The play is only loosely based on history. There was an event that sparked the play idea in Shakespeare’s head. Fleance might have had brothers. The witches said that Banquo's sons would be king. However, we don't know how many he had. Perhaps there were other sons besides Fleance. Basically, the witches still stick to their guns on this one because they show Macbeth a glass with images of reflections of Banquo.
Thou are too like the spirit of Banquo. Down!(125)
Thy crown does sear mine eyeballs. And thy hair,
Thou other gold-bound brow, is like the first.
A third is like the former. (Act 5, Scene 1, p. 61)
Maybe Malcolm was only on the throne a little while? It is possible that after he died, one of his sons might have become king because Donalbain and Malcmolm had no sons. Personally, I would not trust Donalbain to rule any kingdom, and Malcolm was young and unmarried.
This is one of the historical inaccuracies of the play. In real Scottish history, Banquo and Fleance didn't exist; they aren't real people. The crowning of Malcolm to end this play was to appease Shakespeare's most important audience member, King James I. King James was a direct descendent of the real Malcolm from the play. In fact, the reference about the long line of kings would have been in direct relation to King James himself.
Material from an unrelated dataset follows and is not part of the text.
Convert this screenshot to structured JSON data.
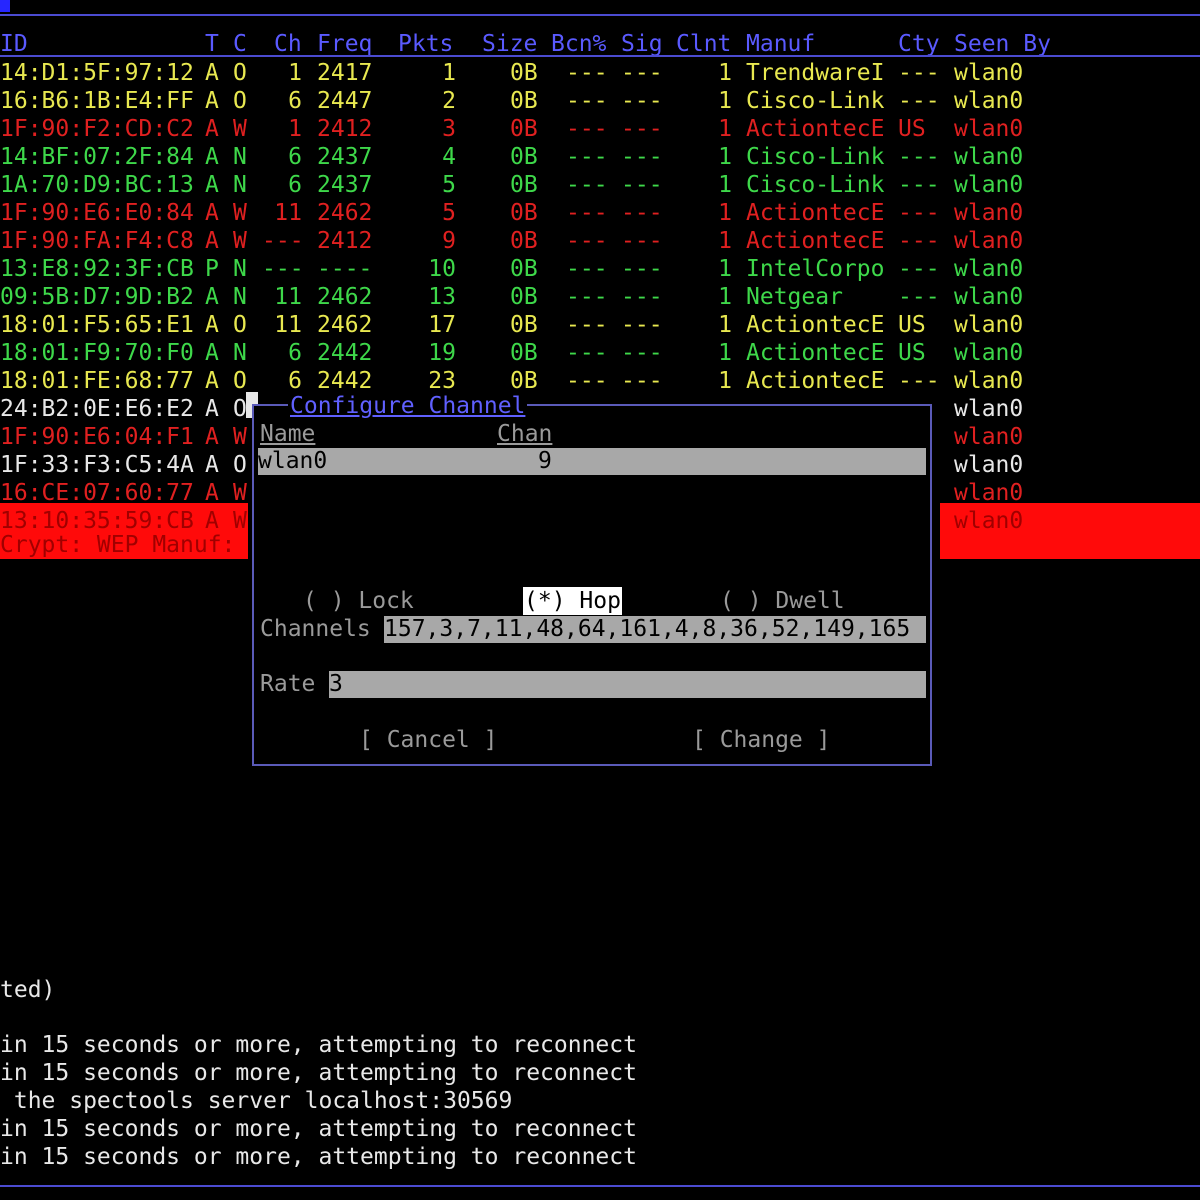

So why include Banquo and Fleance? Because the events of this play never actually happened. The real King Duncan was killed in battle, as was the real King Macbeth, and there was never an assassination attempt on Duncan (at least not by Macbeth). At this time, historically, successors were named, not passed down. The real Malcolm was bitter about his father interceding the line with Macbeth (he probably didn't have much of a choice though because of Macbeth's elevated status with the Scottish elders). At any rate, after Malcolm (and later his brother Donald the Bane) because kings, they started slowly changing the history behind Macbeth's kingship. By the time King James was in power, Macbeth had become a traitor to the throne. While Shakespeare still took some liberties in turning Macbeth into a heartless killing monster, it would have been a characterization that appeased King James...and since King James was writing the checks, it was a good picture to paint!